◆ Task material ◆
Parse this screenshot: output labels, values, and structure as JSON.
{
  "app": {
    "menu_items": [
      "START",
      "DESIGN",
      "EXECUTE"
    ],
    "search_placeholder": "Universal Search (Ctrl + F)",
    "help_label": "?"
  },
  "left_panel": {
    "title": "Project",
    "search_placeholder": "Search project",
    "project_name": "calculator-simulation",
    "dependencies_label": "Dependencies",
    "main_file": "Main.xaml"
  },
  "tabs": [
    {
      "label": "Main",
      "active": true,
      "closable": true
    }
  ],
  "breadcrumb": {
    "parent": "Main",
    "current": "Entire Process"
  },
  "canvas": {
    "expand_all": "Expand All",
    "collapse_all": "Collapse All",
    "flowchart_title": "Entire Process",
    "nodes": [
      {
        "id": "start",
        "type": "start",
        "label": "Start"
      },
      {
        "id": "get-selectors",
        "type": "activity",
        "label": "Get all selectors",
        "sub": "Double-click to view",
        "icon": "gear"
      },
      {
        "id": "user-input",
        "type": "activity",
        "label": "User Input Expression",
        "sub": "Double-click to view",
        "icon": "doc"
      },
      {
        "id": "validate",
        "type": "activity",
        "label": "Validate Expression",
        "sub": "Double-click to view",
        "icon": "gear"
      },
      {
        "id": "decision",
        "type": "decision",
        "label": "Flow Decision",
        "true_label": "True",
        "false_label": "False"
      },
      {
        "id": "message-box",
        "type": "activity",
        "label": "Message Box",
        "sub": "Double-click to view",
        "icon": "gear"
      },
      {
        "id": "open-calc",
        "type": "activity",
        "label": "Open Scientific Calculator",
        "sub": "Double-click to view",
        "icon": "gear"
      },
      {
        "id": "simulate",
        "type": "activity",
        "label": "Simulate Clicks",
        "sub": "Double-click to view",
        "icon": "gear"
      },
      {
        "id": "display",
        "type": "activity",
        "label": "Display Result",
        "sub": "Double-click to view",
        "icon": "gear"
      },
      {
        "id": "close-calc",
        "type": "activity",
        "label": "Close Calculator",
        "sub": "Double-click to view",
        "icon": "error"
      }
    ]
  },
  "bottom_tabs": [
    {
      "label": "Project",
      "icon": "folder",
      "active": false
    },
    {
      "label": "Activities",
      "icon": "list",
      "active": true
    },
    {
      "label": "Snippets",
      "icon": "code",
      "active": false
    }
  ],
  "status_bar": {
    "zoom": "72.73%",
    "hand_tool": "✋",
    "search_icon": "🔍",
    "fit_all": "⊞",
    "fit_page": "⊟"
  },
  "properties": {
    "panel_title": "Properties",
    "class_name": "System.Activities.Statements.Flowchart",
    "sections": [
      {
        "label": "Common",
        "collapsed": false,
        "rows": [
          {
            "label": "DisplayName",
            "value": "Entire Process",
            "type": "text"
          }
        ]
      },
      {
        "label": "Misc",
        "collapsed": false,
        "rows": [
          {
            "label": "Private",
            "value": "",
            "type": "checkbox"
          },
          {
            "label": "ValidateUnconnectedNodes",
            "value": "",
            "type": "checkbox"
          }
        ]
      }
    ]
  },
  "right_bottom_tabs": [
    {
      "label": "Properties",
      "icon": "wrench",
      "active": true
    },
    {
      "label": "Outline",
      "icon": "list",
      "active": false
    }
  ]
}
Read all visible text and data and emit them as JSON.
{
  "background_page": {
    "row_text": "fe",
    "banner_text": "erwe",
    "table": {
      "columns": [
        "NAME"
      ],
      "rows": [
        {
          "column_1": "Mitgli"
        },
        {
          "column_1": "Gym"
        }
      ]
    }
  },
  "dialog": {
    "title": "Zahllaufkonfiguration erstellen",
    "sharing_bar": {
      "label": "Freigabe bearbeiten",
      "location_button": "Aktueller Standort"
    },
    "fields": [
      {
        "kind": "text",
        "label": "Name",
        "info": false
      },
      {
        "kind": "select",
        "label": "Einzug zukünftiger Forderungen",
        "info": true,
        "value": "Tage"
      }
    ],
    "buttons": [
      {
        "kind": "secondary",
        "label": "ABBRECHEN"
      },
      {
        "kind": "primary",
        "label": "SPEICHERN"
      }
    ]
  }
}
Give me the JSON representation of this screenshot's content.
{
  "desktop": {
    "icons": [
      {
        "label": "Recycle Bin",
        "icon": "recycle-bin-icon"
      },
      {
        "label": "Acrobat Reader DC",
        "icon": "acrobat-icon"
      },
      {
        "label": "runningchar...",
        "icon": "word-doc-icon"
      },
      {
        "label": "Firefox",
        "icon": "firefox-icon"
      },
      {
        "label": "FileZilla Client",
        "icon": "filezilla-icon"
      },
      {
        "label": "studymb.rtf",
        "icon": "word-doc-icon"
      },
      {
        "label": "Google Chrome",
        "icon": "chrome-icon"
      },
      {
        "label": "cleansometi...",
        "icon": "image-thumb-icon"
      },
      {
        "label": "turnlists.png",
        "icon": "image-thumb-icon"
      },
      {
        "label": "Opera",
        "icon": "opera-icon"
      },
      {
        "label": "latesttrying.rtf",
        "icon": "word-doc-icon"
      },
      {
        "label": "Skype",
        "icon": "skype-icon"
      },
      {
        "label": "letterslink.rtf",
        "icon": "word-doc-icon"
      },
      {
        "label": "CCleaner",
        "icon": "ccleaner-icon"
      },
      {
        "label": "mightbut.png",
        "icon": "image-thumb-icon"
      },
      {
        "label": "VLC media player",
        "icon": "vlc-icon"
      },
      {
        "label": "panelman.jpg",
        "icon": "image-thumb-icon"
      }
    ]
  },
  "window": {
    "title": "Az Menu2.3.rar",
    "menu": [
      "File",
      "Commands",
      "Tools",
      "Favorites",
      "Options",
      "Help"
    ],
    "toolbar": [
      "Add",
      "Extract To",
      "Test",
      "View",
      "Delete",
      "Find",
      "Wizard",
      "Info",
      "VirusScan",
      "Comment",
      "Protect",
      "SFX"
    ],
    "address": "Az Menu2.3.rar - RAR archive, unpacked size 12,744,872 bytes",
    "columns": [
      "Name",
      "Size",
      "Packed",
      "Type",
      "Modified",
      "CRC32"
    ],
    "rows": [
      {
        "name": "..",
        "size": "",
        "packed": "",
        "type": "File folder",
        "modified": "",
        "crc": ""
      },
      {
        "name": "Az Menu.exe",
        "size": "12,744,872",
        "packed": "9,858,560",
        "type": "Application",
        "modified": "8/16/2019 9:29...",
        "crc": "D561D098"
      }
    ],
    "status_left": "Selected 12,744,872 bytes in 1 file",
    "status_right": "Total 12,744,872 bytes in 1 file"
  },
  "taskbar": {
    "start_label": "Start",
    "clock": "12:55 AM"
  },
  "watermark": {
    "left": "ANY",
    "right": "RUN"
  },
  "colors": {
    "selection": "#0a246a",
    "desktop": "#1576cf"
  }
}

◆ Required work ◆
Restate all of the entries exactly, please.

◆ Expected answer ◆
Parse this screenshot: output labels, values, and structure as JSON.
{
  "app": {
    "menu_items": [
      "START",
      "DESIGN",
      "EXECUTE"
    ],
    "search_placeholder": "Universal Search (Ctrl + F)",
    "help_label": "?"
  },
  "left_panel": {
    "title": "Project",
    "search_placeholder": "Search project",
    "project_name": "calculator-simulation",
    "dependencies_label": "Dependencies",
    "main_file": "Main.xaml"
  },
  "tabs": [
    {
      "label": "Main",
      "active": true,
      "closable": true
    }
  ],
  "breadcrumb": {
    "parent": "Main",
    "current": "Entire Process"
  },
  "canvas": {
    "expand_all": "Expand All",
    "collapse_all": "Collapse All",
    "flowchart_title": "Entire Process",
    "nodes": [
      {
        "id": "start",
        "type": "start",
        "label": "Start"
      },
      {
        "id": "get-selectors",
        "type": "activity",
        "label": "Get all selectors",
        "sub": "Double-click to view",
        "icon": "gear"
      },
      {
        "id": "user-input",
        "type": "activity",
        "label": "User Input Expression",
        "sub": "Double-click to view",
        "icon": "doc"
      },
      {
        "id": "validate",
        "type": "activity",
        "label": "Validate Expression",
        "sub": "Double-click to view",
        "icon": "gear"
      },
      {
        "id": "decision",
        "type": "decision",
        "label": "Flow Decision",
        "true_label": "True",
        "false_label": "False"
      },
      {
        "id": "message-box",
        "type": "activity",
        "label": "Message Box",
        "sub": "Double-click to view",
        "icon": "gear"
      },
      {
        "id": "open-calc",
        "type": "activity",
        "label": "Open Scientific Calculator",
        "sub": "Double-click to view",
        "icon": "gear"
      },
      {
        "id": "simulate",
        "type": "activity",
        "label": "Simulate Clicks",
        "sub": "Double-click to view",
        "icon": "gear"
      },
      {
        "id": "display",
        "type": "activity",
        "label": "Display Result",
        "sub": "Double-click to view",
        "icon": "gear"
      },
      {
        "id": "close-calc",
        "type": "activity",
        "label": "Close Calculator",
        "sub": "Double-click to view",
        "icon": "error"
      }
    ]
  },
  "bottom_tabs": [
    {
      "label": "Project",
      "icon": "folder",
      "active": false
    },
    {
      "label": "Activities",
      "icon": "list",
      "active": true
    },
    {
      "label": "Snippets",
      "icon": "code",
      "active": false
    }
  ],
  "status_bar": {
    "zoom": "72.73%",
    "hand_tool": "✋",
    "search_icon": "🔍",
    "fit_all": "⊞",
    "fit_page": "⊟"
  },
  "properties": {
    "panel_title": "Properties",
    "class_name": "System.Activities.Statements.Flowchart",
    "sections": [
      {
        "label": "Common",
        "collapsed": false,
        "rows": [
          {
            "label": "DisplayName",
            "value": "Entire Process",
            "type": "text"
          }
        ]
      },
      {
        "label": "Misc",
        "collapsed": false,
        "rows": [
          {
            "label": "Private",
            "value": "",
            "type": "checkbox"
          },
          {
            "label": "ValidateUnconnectedNodes",
            "value": "",
            "type": "checkbox"
          }
        ]
      }
    ]
  },
  "right_bottom_tabs": [
    {
      "label": "Properties",
      "icon": "wrench",
      "active": true
    },
    {
      "label": "Outline",
      "icon": "list",
      "active": false
    }
  ]
}
Read all visible text and data and emit them as JSON.
{
  "background_page": {
    "row_text": "fe",
    "banner_text": "erwe",
    "table": {
      "columns": [
        "NAME"
      ],
      "rows": [
        {
          "column_1": "Mitgli"
        },
        {
          "column_1": "Gym"
        }
      ]
    }
  },
  "dialog": {
    "title": "Zahllaufkonfiguration erstellen",
    "sharing_bar": {
      "label": "Freigabe bearbeiten",
      "location_button": "Aktueller Standort"
    },
    "fields": [
      {
        "kind": "text",
        "label": "Name",
        "info": false
      },
      {
        "kind": "select",
        "label": "Einzug zukünftiger Forderungen",
        "info": true,
        "value": "Tage"
      }
    ],
    "buttons": [
      {
        "kind": "secondary",
        "label": "ABBRECHEN"
      },
      {
        "kind": "primary",
        "label": "SPEICHERN"
      }
    ]
  }
}
Give me the JSON representation of this screenshot's content.
{
  "desktop": {
    "icons": [
      {
        "label": "Recycle Bin",
        "icon": "recycle-bin-icon"
      },
      {
        "label": "Acrobat Reader DC",
        "icon": "acrobat-icon"
      },
      {
        "label": "runningchar...",
        "icon": "word-doc-icon"
      },
      {
        "label": "Firefox",
        "icon": "firefox-icon"
      },
      {
        "label": "FileZilla Client",
        "icon": "filezilla-icon"
      },
      {
        "label": "studymb.rtf",
        "icon": "word-doc-icon"
      },
      {
        "label": "Google Chrome",
        "icon": "chrome-icon"
      },
      {
        "label": "cleansometi...",
        "icon": "image-thumb-icon"
      },
      {
        "label": "turnlists.png",
        "icon": "image-thumb-icon"
      },
      {
        "label": "Opera",
        "icon": "opera-icon"
      },
      {
        "label": "latesttrying.rtf",
        "icon": "word-doc-icon"
      },
      {
        "label": "Skype",
        "icon": "skype-icon"
      },
      {
        "label": "letterslink.rtf",
        "icon": "word-doc-icon"
      },
      {
        "label": "CCleaner",
        "icon": "ccleaner-icon"
      },
      {
        "label": "mightbut.png",
        "icon": "image-thumb-icon"
      },
      {
        "label": "VLC media player",
        "icon": "vlc-icon"
      },
      {
        "label": "panelman.jpg",
        "icon": "image-thumb-icon"
      }
    ]
  },
  "window": {
    "title": "Az Menu2.3.rar",
    "menu": [
      "File",
      "Commands",
      "Tools",
      "Favorites",
      "Options",
      "Help"
    ],
    "toolbar": [
      "Add",
      "Extract To",
      "Test",
      "View",
      "Delete",
      "Find",
      "Wizard",
      "Info",
      "VirusScan",
      "Comment",
      "Protect",
      "SFX"
    ],
    "address": "Az Menu2.3.rar - RAR archive, unpacked size 12,744,872 bytes",
    "columns": [
      "Name",
      "Size",
      "Packed",
      "Type",
      "Modified",
      "CRC32"
    ],
    "rows": [
      {
        "name": "..",
        "size": "",
        "packed": "",
        "type": "File folder",
        "modified": "",
        "crc": ""
      },
      {
        "name": "Az Menu.exe",
        "size": "12,744,872",
        "packed": "9,858,560",
        "type": "Application",
        "modified": "8/16/2019 9:29...",
        "crc": "D561D098"
      }
    ],
    "status_left": "Selected 12,744,872 bytes in 1 file",
    "status_right": "Total 12,744,872 bytes in 1 file"
  },
  "taskbar": {
    "start_label": "Start",
    "clock": "12:55 AM"
  },
  "watermark": {
    "left": "ANY",
    "right": "RUN"
  },
  "colors": {
    "selection": "#0a246a",
    "desktop": "#1576cf"
  }
}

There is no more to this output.